[What you will do]: The required result is each line of the entries below containing the string "subtitle".

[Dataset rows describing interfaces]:
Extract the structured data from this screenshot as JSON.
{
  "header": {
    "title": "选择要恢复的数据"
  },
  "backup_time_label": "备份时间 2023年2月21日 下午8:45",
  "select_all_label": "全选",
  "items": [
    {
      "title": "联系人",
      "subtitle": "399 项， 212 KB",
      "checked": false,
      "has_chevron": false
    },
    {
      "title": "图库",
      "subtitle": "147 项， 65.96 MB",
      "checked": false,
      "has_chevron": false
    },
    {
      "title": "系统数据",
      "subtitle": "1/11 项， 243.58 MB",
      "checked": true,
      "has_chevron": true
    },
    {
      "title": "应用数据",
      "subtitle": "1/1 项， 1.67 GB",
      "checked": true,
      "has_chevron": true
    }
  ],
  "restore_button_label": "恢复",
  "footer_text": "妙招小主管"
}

[The completed task]:
      "subtitle": "399 项， 212 KB",
      "subtitle": "147 项， 65.96 MB",
      "subtitle": "1/11 项， 243.58 MB",
      "subtitle": "1/1 项， 1.67 GB",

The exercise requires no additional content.